They are signals that there really is light in the tunnel. But each one is an individual light bulb requiring separate circuit breakers. It's just a question of how to tie them all together.

Grow Erie County provides the mechanism for accomplishing that unified effort.

A recent analysis of the economic development efforts in Erie County funded by Greater Erie County Marketing, stated it is "unclear who has ED leadership," and that "residents and leaders are divided on the issue of growth."

It also states that the county is threatened by fragmented efforts by different entities trying to make growth happen; that there is a lack of openness to new and innovative ideas, and that there is an inertia and resistance to change in the county.

All this is true. And, while the study was funded by GEM, GEM is not without some blame. The report says GEM only has 1.5 employees and that a limited staff makes an all out economic development effort difficult to accomplish.

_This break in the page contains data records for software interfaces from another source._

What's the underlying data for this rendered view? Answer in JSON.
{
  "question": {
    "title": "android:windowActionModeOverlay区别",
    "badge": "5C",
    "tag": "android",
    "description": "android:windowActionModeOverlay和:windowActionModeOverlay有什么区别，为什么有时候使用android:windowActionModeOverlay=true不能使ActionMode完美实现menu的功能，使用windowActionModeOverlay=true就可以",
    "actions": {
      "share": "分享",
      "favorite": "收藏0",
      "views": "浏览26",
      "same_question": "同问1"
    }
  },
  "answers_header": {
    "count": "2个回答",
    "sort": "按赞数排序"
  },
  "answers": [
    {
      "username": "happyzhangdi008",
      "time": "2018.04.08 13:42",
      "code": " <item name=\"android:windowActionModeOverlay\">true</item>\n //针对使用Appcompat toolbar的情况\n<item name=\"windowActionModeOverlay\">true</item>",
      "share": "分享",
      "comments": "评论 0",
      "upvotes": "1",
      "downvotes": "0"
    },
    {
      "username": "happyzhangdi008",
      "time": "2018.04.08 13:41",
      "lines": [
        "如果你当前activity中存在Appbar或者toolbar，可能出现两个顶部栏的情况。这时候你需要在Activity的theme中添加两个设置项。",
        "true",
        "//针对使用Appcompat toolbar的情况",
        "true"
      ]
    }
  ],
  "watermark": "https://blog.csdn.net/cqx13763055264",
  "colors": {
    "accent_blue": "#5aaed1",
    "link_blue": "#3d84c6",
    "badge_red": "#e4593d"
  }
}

So why hasn't GEM gone to other agencies and said, "Hey fellas, we need some help here." Instead of asking government for money, why hasn't GEM asked for assistance from the experts the local governments have on their payroll?

There is more than enough brain power in government and there are several people in the private sector with the knowledge and the expertise to make economic development viable.

Right now no one is in charge. There needs to be supervision. Grow Erie County can accomplish that.

Of course throwing the Sandusky City Manager into the role of supervisor (even if only on a rotating basis) will generate lots of conspiracy theories from those who only know how to get elected to office by throwing out threats of annexation.

And there is at least one county elected official who thinks the only good idea is one he generates, so it's more than likely that he'll waste time trying to play around with the concept enough to brand it as his own.

Add to all of this the differences in salaries between those on the payroll (which has generated some discord), and the idea of Grow Erie County seems like an uphill battle.

It's all pretty petty, but government is that way sometimes.

And, if the pettiness derails the idea, the next suggestion should be a treatise from the public entitled "Grow Up Erie County."